How can I better prepare my child for unexpected changes in routine and schedules?
Changes in routine and schedules can be planned or unplanned, but either way, they present a major problem for people with ASD, OCD, and other related disorders. On the surface, the issue seems to be about schedules and routines not being the way they "need" to be. Certainly, structure and routine help reduce anxiety and ease transitions for people with ASD. They can become overloaded by sensory input and need to know what to expect to calm themselves down. This need for order can become rigid however, so much so that any disruption can result in major meltdowns or emotional "shut-downs". The basic solution to addressing this issue is preparation, whenever possible. Making a plan as far in advance as possible with the child's input (if possible), should help reduce some of the anxiety around the change of events. For example, in the case of a child who struggles with a shortened day or "half-day" at school, discussing the day's schedule, (both in-school and after-school) should help to defuse some of the pent up anxiety about the upcoming change. Providing some sort of incentive or favored activity right after the shortened school day would also help. Depending on the communication skills of the child, try to get as much input from the child as possible. As you communicate with the child, you may find that the problem goes beyond just the disruption of the day.

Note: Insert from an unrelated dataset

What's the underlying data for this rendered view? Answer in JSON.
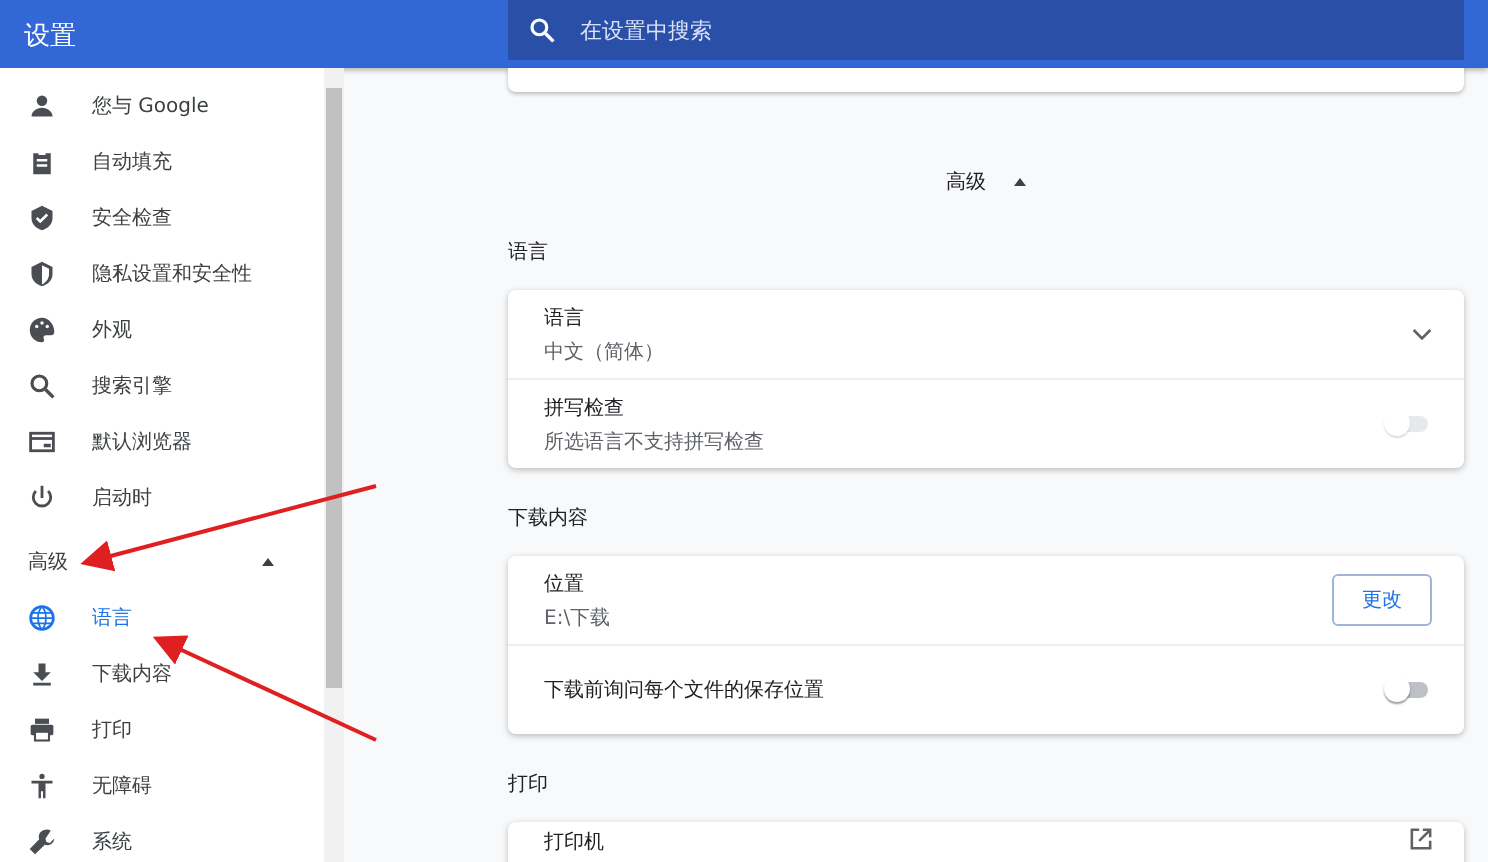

Personally, I remember feeling both excited and slightly perplexed and anxious about shortened school days. On the one hand, go home early (hooray!), but on the other hand, I wondered what it would mean for the flow remainder of the day. Would lunch (or study hall, etc.) be shortened or cut out all together? It wasn't enough to ruin my whole day, but if I was especially looking forward to an afternoon subject or class (or lack thereof...) it could generate a little disappointment and resentment. So, when discussing the schedule change with your child, I would explore a little further to see if the anxiety comes from not knowing what the day will be like or if it's about missing out on something that usually happens later in the day that your child looks forward to.
In the event of an unplanned schedule change, or one that you haven't prepared for ahead of time, the first thing to do is plan for an unpleasant reaction from your child. You know it's coming, so ride it out and take the time to plan out what you are going to do next. If it involves cancelling a favorite activity or event, talk about the things that "have to happen" next, for as long as it alters the expected schedule, and when the schedule will resume as usual. If there is a plan to play outside, which needs to be cancelled due to weather or an appointment last minute, explain the change in detailed plans, what will happen instead, and when the regular schedule for the day will resume. Again, think about incentives. If there is a last minute appointment, bring along the tablet with the child's favorite apps loaded up, as a reinforcement for good behavior and managing the change/transition well. Bulldozer will do anything for more iPad time.
Personally, the biggest challenge for me is managing the emotional content that is bound to follow the news that the plans have changed. I feel more anxious around these times due to the increased volume of those around me, the hectic pace of getting ready with little to no preparation, and the overall heightened emotions in general. So, it is important as a parent to be aware of your emotional and sensory state, as well as being in control of how the children perceive your emotional state. Take a deep breath. Breathing is good. Rushing around frantically, telling your child to hurry up is going to have the opposite effect you want it to.
Schedule changes are some of the trickiest, yet most common, sources of behavioral and emotional blow-ups among people with ASD and other special needs. Preparation, planning and communication with the child, all basic things that a special needs parent does everyday, are the most important skills needed to minimize the damage, and result in new learning and growth for the child, as well as improved trust and bonding for the parent and child. You can do it!